After their 1981 collaboration on Gallipoli, Peter Weir cast the young Mel Gibson again the following year in his feature adaptation of the C.J. Koch novel The Year of Living Dangerously. The film would ultimately end up being one of the first collaborations between an Australian studio and a Hollywood studio, and thus the most ambitious Australian film to date. Good news for both the director and the actor, then, that the movie ended up being one of the year’s finest achievements. If Gallipoli was the announcement of Weir as a commanding big-budget filmmaker and Mel Gibson as a major star, The Year of Living Dangerously was the solidification of that announcement.

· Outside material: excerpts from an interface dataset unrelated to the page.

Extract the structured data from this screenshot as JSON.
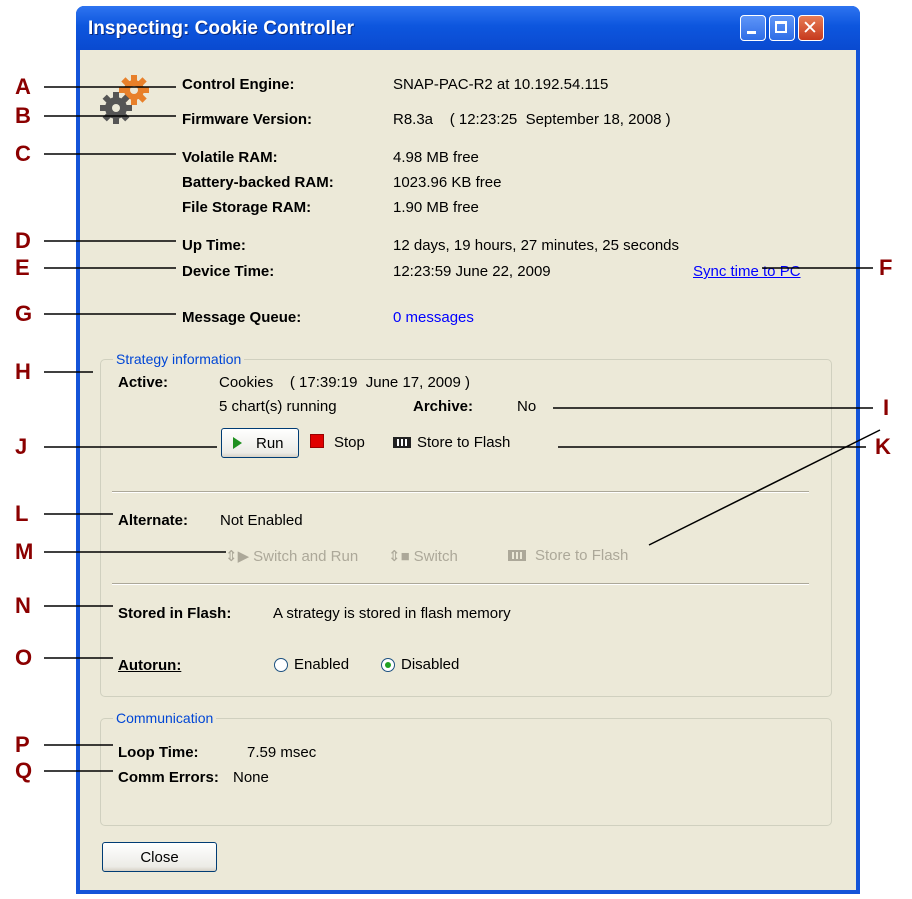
{
  "window": {
    "title": "Inspecting:  Cookie Controller"
  },
  "info": {
    "control_engine": {
      "label": "Control Engine:",
      "value": "SNAP-PAC-R2 at 10.192.54.115"
    },
    "firmware": {
      "label": "Firmware Version:",
      "value": "R8.3a    ( 12:23:25  September 18, 2008 )"
    },
    "volatile_ram": {
      "label": "Volatile RAM:",
      "value": "4.98 MB free"
    },
    "battery_ram": {
      "label": "Battery-backed RAM:",
      "value": "1023.96 KB free"
    },
    "file_ram": {
      "label": "File Storage RAM:",
      "value": "1.90 MB free"
    },
    "up_time": {
      "label": "Up Time:",
      "value": "12 days, 19 hours, 27 minutes, 25 seconds"
    },
    "device_time": {
      "label": "Device Time:",
      "value": "12:23:59  June 22, 2009",
      "link": "Sync time to PC"
    },
    "message_queue": {
      "label": "Message Queue:",
      "link": "0 messages"
    }
  },
  "strategy": {
    "group_title": "Strategy information",
    "active_label": "Active:",
    "active_value": "Cookies    ( 17:39:19  June 17, 2009 )",
    "charts": "5 chart(s) running",
    "archive_label": "Archive:",
    "archive_value": "No",
    "run_label": "Run",
    "stop_label": "Stop",
    "store_label": "Store to Flash",
    "alternate_label": "Alternate:",
    "alternate_value": "Not Enabled",
    "switch_run_label": "Switch and Run",
    "switch_label": "Switch",
    "alt_store_label": "Store to Flash",
    "stored_label": "Stored in Flash:",
    "stored_value": "A strategy is stored in flash memory",
    "autorun_label": "Autorun:",
    "enabled_label": "Enabled",
    "disabled_label": "Disabled",
    "autorun_selected": "Disabled"
  },
  "communication": {
    "group_title": "Communication",
    "loop_label": "Loop Time:",
    "loop_value": "7.59 msec",
    "errors_label": "Comm Errors:",
    "errors_value": "None"
  },
  "close_label": "Close",
  "callouts": [
    "A",
    "B",
    "C",
    "D",
    "E",
    "F",
    "G",
    "H",
    "I",
    "J",
    "K",
    "L",
    "M",
    "N",
    "O",
    "P",
    "Q"
  ],
  "colors": {
    "callout": "#8b0000",
    "link": "#0000ff",
    "group_title": "#0046d5",
    "titlebar": "#0a4ad0"
  }
}
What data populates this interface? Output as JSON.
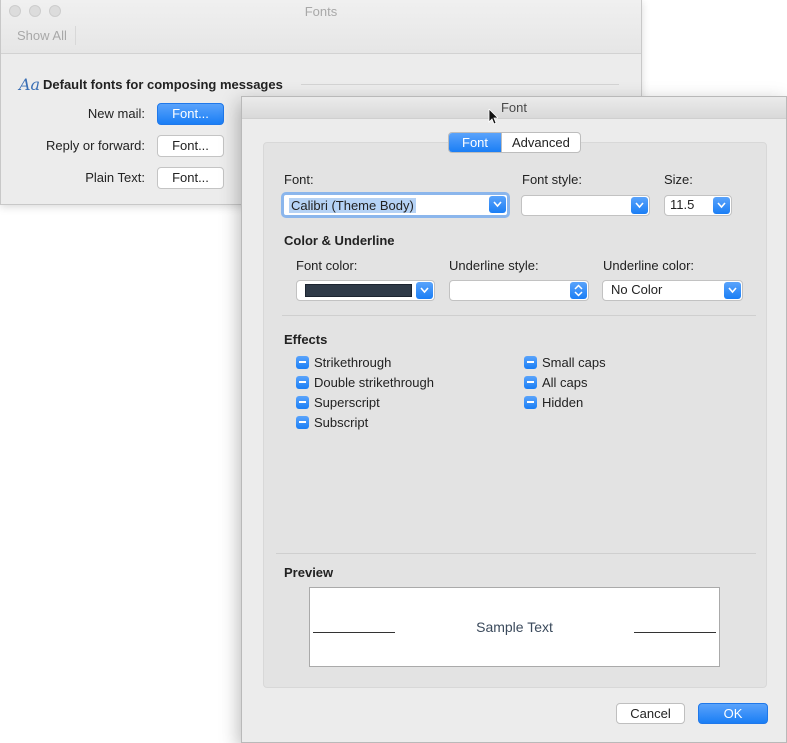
{
  "bg_window": {
    "title": "Fonts",
    "show_all": "Show All",
    "section_icon_glyph": "Aa",
    "section_title": "Default fonts for composing messages",
    "rows": [
      {
        "label": "New mail:",
        "button": "Font..."
      },
      {
        "label": "Reply or forward:",
        "button": "Font..."
      },
      {
        "label": "Plain Text:",
        "button": "Font..."
      }
    ]
  },
  "dialog": {
    "title": "Font",
    "tabs": [
      {
        "label": "Font",
        "active": true
      },
      {
        "label": "Advanced",
        "active": false
      }
    ],
    "font_label": "Font:",
    "font_value": "Calibri (Theme Body)",
    "font_style_label": "Font style:",
    "font_style_value": "",
    "size_label": "Size:",
    "size_value": "11.5",
    "color_section": "Color & Underline",
    "font_color_label": "Font color:",
    "font_color_value": "#2f3a48",
    "underline_style_label": "Underline style:",
    "underline_style_value": "",
    "underline_color_label": "Underline color:",
    "underline_color_value": "No Color",
    "effects_title": "Effects",
    "effects_left": [
      "Strikethrough",
      "Double strikethrough",
      "Superscript",
      "Subscript"
    ],
    "effects_right": [
      "Small caps",
      "All caps",
      "Hidden"
    ],
    "preview_title": "Preview",
    "preview_text": "Sample Text",
    "cancel_label": "Cancel",
    "ok_label": "OK"
  },
  "colors": {
    "accent": "#1a7ef5",
    "window_bg": "#ececec",
    "panel_bg": "#e3e3e3"
  }
}
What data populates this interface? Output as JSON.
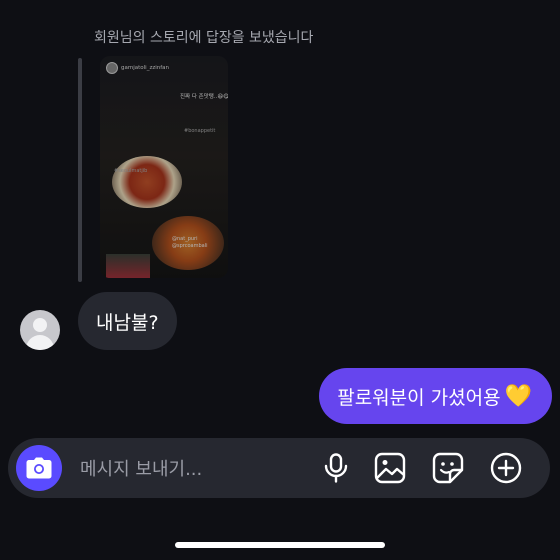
{
  "thread": {
    "reply_note": "회원님의 스토리에 답장을 보냈습니다",
    "story": {
      "username": "gamjatoli_zzinfan",
      "caption_main": "진짜 다 존맛탱..😆😋",
      "caption_tag1": "#bonappetit",
      "caption_tag2": "#seoulmatjib",
      "mention1": "@nat_puri",
      "mention2": "@sprcoambali"
    },
    "incoming_message": "내남불?",
    "outgoing_message": "팔로워분이 가셨어용",
    "outgoing_emoji": "💛"
  },
  "composer": {
    "placeholder": "메시지 보내기..."
  },
  "icons": [
    "camera-icon",
    "microphone-icon",
    "gallery-icon",
    "sticker-icon",
    "add-icon"
  ],
  "colors": {
    "background": "#0e0f14",
    "incoming_bubble": "#262830",
    "outgoing_bubble": "#6645ee",
    "camera_button": "#5a4bff",
    "heart": "#f2c23b"
  }
}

The storyline(s) are admittedly numerous, often incomplete, occasionally downright implausible. The historical accuracy isn’t necessarily…accurate. Yet none of that really matters in the grand scheme of Living Dangerously because the characters and the atmospheric beauty of the picture are so absorbingly irresistible, and because the meandering and multifaceted plot is probably actually more true to life. Lives don’t play out in neat one-two-three act scenarios, and the subplots each of us tends to engage in hardly ever come to definitive “ends”. Love comes and goes, things become more important or less, people we thought were one way act another – all of these expressions are at the heart of The Year of Living Dangerously, and the overall impact far outweighs that of a great number of films preaching straightforward plots and historical accuracy only to forget to leave some breathing room for a little passion.